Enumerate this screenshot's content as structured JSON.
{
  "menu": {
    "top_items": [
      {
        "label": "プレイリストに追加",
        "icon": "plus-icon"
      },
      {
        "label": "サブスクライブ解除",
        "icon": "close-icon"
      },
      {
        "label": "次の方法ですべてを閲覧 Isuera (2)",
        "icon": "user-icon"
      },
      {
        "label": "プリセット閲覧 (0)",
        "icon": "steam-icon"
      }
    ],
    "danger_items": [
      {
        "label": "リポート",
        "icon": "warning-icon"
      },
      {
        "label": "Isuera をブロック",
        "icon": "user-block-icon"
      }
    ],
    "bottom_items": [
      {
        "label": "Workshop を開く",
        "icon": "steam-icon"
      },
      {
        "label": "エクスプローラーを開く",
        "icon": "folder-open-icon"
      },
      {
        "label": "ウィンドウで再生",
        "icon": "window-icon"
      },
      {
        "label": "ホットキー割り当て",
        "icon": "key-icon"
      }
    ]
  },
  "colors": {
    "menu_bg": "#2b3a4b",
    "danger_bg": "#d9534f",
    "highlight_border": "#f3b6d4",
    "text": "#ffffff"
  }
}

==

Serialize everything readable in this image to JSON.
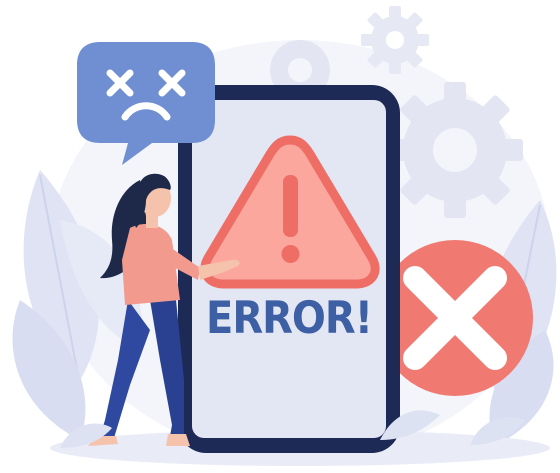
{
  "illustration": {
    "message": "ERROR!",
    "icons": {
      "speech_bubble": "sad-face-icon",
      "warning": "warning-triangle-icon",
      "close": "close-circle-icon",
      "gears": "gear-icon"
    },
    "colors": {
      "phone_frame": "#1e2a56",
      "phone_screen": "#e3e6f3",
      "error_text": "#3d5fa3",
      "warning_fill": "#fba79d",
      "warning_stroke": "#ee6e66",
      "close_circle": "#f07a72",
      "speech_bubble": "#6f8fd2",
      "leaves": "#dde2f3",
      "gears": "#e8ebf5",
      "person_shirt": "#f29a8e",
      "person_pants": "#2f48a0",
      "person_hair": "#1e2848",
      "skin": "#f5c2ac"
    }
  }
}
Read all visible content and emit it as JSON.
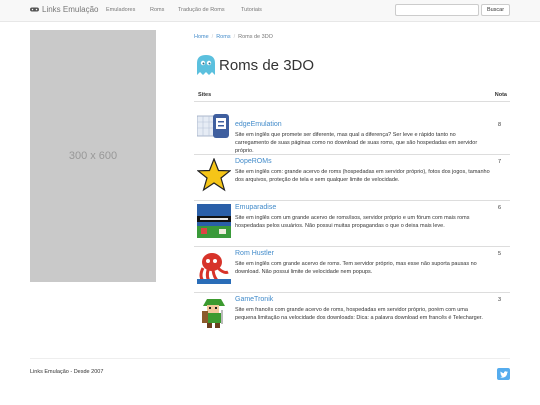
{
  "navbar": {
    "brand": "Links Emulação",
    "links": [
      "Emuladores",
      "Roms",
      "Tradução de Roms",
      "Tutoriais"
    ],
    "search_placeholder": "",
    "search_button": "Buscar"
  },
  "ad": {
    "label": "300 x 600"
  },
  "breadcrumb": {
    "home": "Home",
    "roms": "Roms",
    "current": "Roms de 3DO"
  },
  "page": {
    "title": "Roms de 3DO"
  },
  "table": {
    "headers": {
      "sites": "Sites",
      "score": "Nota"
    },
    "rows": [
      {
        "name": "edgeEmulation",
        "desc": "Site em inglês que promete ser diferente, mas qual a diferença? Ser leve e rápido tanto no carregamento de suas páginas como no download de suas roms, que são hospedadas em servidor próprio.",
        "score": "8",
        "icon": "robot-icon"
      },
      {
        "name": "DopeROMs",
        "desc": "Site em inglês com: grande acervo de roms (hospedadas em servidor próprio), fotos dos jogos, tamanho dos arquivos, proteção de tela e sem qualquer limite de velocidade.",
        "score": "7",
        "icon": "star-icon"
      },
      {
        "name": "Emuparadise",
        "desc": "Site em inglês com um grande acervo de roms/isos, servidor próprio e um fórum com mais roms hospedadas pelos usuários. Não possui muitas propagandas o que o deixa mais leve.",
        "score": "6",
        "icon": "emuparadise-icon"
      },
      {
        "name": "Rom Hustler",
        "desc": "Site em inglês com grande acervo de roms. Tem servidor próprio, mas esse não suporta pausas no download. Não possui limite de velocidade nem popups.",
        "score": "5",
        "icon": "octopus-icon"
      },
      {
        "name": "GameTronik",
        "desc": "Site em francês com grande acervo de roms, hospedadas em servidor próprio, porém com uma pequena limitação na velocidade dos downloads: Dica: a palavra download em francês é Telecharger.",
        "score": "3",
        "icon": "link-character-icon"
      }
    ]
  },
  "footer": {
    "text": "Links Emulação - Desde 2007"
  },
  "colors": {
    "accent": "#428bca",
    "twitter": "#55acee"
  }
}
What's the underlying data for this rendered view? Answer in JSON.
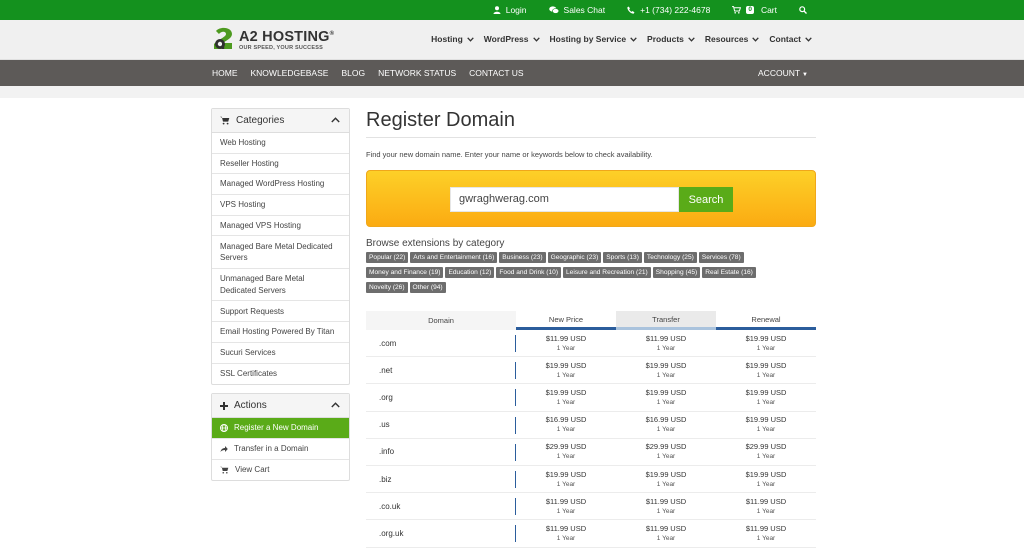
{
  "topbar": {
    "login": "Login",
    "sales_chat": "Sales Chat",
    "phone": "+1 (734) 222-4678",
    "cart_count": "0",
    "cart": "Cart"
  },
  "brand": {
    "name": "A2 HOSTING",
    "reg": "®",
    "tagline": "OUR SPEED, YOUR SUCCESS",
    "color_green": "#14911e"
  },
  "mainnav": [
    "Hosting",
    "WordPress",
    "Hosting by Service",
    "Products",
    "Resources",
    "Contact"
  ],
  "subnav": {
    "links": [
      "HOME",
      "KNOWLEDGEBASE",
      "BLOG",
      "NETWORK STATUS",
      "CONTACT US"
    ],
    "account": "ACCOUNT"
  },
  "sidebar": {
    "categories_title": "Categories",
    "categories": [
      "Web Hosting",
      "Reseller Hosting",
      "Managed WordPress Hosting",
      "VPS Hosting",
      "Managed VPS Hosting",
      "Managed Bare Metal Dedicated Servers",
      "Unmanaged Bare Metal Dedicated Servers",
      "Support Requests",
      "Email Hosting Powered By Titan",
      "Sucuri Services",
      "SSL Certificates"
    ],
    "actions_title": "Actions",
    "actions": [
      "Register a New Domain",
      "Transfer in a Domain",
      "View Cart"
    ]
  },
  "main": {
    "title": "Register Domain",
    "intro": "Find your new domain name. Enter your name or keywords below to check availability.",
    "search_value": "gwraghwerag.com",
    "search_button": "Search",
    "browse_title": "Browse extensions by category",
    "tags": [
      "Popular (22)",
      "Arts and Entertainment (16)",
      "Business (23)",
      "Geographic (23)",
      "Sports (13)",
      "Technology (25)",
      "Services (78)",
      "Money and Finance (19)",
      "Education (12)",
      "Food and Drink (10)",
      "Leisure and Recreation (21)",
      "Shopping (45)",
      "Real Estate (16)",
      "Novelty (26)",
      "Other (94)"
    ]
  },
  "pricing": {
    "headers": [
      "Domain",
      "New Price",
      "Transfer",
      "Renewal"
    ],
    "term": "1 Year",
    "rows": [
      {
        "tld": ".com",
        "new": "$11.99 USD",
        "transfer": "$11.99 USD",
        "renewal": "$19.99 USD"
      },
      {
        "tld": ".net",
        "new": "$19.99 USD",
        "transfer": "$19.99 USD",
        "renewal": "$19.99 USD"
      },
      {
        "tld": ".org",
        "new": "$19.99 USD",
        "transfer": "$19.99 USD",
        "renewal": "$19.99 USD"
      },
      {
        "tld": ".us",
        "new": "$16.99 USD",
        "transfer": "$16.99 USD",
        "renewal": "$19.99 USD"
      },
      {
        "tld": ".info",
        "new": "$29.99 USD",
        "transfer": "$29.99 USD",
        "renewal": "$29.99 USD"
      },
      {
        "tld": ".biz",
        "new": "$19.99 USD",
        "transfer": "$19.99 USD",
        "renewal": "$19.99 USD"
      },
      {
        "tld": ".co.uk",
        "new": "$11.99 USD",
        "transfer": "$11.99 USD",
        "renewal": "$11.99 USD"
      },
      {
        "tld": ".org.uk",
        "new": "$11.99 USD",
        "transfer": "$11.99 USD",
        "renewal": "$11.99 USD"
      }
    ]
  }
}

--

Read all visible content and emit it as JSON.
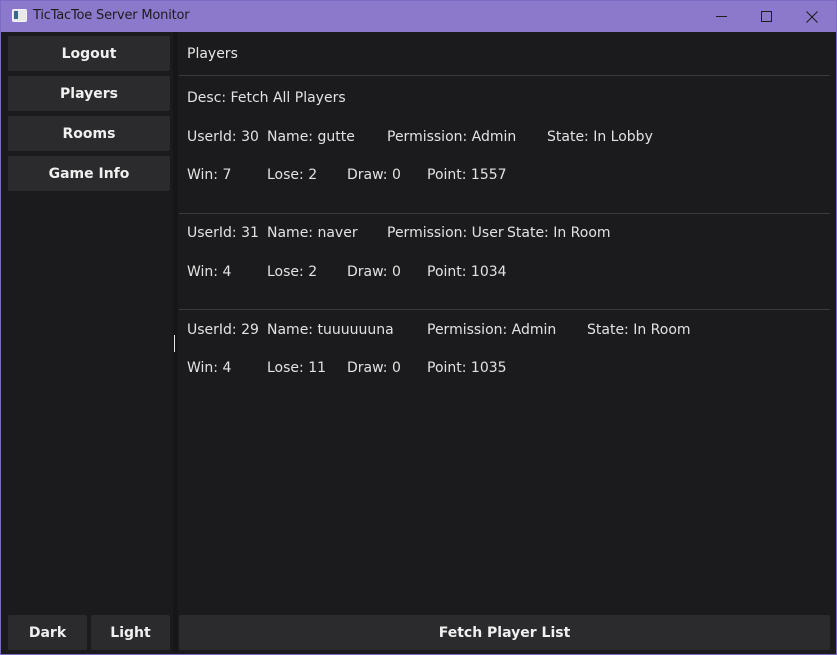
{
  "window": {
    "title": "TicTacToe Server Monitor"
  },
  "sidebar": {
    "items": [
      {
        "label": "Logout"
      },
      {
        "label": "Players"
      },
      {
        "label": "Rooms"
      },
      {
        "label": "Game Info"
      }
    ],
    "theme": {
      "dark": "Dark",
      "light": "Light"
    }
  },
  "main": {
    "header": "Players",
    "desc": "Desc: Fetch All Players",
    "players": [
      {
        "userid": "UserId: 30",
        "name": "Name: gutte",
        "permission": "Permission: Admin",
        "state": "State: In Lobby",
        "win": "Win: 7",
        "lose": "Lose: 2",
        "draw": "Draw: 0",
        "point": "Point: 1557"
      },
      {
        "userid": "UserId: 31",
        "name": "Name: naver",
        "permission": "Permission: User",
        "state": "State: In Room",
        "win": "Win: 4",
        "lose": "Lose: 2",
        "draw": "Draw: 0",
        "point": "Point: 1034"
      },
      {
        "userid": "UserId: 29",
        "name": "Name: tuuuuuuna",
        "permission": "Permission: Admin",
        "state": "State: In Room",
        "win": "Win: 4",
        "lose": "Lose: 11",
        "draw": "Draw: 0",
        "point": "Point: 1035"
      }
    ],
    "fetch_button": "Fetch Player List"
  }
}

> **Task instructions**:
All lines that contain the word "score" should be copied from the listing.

> **Response to this task**:
      "score": "Nota"
        "score": "8",
        "score": "7",
        "score": "6",
        "score": "5",
        "score": "3",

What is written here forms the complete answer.